Congratulations! You’ve just performed a major Gloo upgrade without incurring any downtime.

Tearing Down Pre-1.0.0 Installation

If you run glooctl uninstall -n gloo-system --all to attempt to clear out all resources including the cluster-scoped resources, you will also delete the resources from your new 1.0.0 installation, and Gloo may experience downtime.

You may delete the deprecated v2 Gateway CRD:

~ > kubectl delete crd gateways.gateway.solo.io.v2
customresourcedefinition.apiextensions.k8s.io "gateways.gateway.solo.io.v2" deleted

And then run the base uninstall, using the saved glooctl binary.

~ > ./glooctl-v0.21.1 uninstall -n gloo-system
Uninstalling Gloo...
Removing gloo, installation ID fuUIUbgiVrUAGur42069
Removing Gloo system components from namespace gloo-system...

Gloo was successfully uninstalled.

Removing Cluster-Scoped RBAC

glooctl uninstall will not remove cluster-scoped RBAC. Since we set globals.glooRbac.nameSuffix in our 1.0.0 installation values file, you may remove any ClusterRole or ClusterRoleBinding that DOES have the label app=gloo and whose name does NOT have the suffix we set in that Helm value.

Helm Compatibility

There are several points to consider about Helm compatibility if you are upgrading Gloo (open source or enterprise) across the 0.x to 1.x boundary:

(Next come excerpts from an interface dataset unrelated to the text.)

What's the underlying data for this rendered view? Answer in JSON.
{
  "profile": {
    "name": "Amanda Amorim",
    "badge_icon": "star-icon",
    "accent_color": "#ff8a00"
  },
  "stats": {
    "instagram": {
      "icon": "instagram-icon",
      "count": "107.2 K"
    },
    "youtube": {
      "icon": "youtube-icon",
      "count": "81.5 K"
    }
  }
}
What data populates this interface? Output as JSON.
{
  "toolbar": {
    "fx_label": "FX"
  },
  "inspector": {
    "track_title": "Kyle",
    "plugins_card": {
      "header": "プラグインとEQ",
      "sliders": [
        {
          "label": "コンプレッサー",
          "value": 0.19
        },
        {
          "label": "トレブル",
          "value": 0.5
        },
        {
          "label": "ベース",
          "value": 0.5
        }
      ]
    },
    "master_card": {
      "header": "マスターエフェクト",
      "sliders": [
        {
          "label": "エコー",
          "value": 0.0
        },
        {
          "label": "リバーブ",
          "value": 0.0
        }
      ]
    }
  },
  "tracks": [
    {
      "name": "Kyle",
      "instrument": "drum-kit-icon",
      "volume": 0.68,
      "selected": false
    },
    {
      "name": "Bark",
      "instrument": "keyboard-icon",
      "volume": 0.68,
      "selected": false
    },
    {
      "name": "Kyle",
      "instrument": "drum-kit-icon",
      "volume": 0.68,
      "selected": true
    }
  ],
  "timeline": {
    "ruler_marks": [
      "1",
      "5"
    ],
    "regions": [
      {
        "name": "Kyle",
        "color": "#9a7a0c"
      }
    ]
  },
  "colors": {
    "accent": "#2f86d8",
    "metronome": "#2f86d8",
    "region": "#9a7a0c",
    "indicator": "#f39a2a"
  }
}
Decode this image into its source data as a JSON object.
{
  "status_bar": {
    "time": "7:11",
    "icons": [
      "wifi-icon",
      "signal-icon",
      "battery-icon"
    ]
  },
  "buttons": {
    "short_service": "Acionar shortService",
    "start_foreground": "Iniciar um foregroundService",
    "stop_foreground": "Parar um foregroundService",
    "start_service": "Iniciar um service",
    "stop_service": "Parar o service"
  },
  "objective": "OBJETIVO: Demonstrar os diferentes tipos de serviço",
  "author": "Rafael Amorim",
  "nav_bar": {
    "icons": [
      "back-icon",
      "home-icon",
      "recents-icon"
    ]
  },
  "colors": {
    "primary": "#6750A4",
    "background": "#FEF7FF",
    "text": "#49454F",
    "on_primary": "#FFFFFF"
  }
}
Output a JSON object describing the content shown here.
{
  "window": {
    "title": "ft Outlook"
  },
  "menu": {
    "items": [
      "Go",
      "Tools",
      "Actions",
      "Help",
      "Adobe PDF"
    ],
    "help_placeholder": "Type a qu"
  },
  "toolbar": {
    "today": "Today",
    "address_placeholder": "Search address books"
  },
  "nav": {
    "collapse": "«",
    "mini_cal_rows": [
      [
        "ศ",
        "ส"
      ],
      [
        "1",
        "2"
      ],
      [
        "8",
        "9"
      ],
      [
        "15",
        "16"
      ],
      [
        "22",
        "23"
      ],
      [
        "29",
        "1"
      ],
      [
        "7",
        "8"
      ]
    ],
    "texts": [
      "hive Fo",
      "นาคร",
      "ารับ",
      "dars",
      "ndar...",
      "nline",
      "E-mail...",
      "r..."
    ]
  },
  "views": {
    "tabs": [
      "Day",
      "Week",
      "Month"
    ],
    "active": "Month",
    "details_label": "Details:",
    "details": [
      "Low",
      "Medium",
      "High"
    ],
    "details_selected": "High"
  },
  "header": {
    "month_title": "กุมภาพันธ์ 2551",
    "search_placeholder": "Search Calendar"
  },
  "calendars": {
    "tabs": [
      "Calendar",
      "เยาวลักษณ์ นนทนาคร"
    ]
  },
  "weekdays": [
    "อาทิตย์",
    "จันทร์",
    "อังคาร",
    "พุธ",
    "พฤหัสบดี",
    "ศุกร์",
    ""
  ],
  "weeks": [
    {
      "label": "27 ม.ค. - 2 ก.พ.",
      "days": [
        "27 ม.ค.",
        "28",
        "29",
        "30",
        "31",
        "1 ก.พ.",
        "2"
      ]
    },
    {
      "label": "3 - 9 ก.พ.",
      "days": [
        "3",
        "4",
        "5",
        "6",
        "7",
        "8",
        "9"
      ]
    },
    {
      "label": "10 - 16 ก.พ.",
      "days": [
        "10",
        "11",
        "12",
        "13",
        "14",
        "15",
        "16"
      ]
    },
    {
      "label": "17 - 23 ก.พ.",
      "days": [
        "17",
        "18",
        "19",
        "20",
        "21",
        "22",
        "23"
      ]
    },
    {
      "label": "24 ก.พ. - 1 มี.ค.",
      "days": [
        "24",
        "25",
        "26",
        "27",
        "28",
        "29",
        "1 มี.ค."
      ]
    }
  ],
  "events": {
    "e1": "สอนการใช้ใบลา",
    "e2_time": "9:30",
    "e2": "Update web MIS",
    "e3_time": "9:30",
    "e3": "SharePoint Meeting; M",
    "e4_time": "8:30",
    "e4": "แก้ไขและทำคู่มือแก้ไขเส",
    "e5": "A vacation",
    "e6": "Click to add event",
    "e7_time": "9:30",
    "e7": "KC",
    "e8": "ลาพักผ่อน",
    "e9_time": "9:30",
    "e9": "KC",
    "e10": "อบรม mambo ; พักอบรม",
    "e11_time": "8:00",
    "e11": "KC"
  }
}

Gloo Enterprise

Gloo Enterprise has also had a 1.x.y major release! If you are a Gloo Enterprise user, please consult both this section and the rest of the document (covering open source features), as the entire document will be relevant to you.

Enterprise Versioning

You may notice that Gloo Enterprise has released directly to 1.2.0 from 0.x. This is because we keep the major/minor versions of Open Source Gloo and Gloo Enterprise in sync, and Open Source Gloo has progressed to 1.2.x.

Enterprise Breaking Changes

Since Enterprise is a superset of Open Source Gloo, you should also consult the comprehensive list of all breaking changes within Open Source Gloo if you are upgrading Enterprise from 0.x to >=1.2.0.

In addition to the open source breaking changes, Gloo Enterprise 1.2.0 also includes the following breaking changes: